Landlords: The Basics of Tax Liabilities
As the landlord of a rental property there are a number of taxes that have to be paid to HMRC due to rent being classed as an income. In this article we explain the basics of what you need to know about tax liabilities.
Income has to be declared using a self-assessment tax form which is sent directly to HMRC.
There are some allowances allowed which will lower the amount you need to pay, such as a personal allowance, which is £12,500 for 2020/21. This increases for anyone who earns more than £100,000 (including any other income).
You may also be able to claim a property allowance which sees the first £1,000 of rental income remain untaxed. Once your total income – including rent received – is calculated, you are then taxed at your personal tax band.
Landlords are also able to claim tax relief on mortgage interest to further reduce the amount you pay.
When calculating your tax bill, mortgage payments can no longer be deducted from your rental income, with a recent change in law meaning rental income is now taxed, while you receive a 20% tax credit for the mortgage interest.
Other ways to lower your tax bill are linked to things like council tax, insurance and utility bills, while tax breaks may be available if fixtures or fittings have been replaced in the property.
Leasehold properties can also offset ground rent and service charges, giving you another way to further reduce tax commitments.

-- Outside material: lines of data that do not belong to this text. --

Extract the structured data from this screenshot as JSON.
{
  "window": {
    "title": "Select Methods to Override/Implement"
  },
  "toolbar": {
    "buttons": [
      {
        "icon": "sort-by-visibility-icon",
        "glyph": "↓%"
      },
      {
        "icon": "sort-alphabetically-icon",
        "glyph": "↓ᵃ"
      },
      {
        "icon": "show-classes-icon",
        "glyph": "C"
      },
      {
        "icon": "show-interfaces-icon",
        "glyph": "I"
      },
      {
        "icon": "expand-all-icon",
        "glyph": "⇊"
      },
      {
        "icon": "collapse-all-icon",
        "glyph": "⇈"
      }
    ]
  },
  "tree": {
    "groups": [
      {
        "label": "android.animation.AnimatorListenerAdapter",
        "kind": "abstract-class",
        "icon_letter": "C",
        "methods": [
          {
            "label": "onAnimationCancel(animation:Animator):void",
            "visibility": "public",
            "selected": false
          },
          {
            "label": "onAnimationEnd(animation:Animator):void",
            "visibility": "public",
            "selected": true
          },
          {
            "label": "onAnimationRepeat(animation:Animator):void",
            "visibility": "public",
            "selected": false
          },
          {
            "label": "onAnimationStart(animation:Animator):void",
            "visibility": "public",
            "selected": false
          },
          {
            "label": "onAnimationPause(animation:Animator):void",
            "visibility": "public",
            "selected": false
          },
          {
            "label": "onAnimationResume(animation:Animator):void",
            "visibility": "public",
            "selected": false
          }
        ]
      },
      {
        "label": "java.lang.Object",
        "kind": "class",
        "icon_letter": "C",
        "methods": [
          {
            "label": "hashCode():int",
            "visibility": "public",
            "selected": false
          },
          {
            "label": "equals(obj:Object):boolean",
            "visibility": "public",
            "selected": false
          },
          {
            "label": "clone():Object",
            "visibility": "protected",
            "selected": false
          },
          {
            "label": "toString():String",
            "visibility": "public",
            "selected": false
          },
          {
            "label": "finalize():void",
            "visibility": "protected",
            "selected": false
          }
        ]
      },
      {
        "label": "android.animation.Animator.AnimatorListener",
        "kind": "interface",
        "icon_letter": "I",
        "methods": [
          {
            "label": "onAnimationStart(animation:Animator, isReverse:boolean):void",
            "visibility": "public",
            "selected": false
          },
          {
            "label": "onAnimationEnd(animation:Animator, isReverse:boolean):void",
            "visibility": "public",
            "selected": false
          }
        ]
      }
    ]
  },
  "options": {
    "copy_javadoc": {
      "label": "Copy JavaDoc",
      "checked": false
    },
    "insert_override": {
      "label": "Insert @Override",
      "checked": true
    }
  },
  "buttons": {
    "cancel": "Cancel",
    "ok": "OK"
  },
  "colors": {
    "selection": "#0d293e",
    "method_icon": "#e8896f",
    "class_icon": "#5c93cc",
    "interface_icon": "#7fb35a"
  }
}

Recent changes to the law now mean that anyone who buys an additional residential property for £40,000 or more has to pay a 3% Stamp Duty Land Tax (SDLT) surcharge. This also applies to buy-to-let properties.
While a stamp duty holiday remains in place until 31st March 2021, the 3% rate will be applied in addition to new tax rates, which will mean paying tax on the first £500,000 of the property.
Capital gains could also be payable on profits made from rent income on properties not classed as your main home. This means paying tax on any rise in value seen on the property since you became the owner.
For the tax year 2020/21, the capital gains allowance stands at £12,300, which is the amount of profit you can receive before any tax is applied. Basic-rate taxpayers are taxed at 18%, while higher-rate taxpayers are taxed at 28%.
As long as you retain proof of any major expenditure spent on the property during your time of ownership, you may be able to reduce your capital gains tax liabilities. Stamp duty costs paid when buying the property could also be offset against your capital gains tax bill.
Our break down of landlord tax liabilities shows how important it is to calculate your profits before investing in a buy-to-let property, as without taking tax into account you run the risk of setting unrealistic expectations.
There may be a limit to what you can accurately calculate without using a professional accountant, and while it is an added expense, using their valuable tax expertise will probably save you a lot more money in the long run.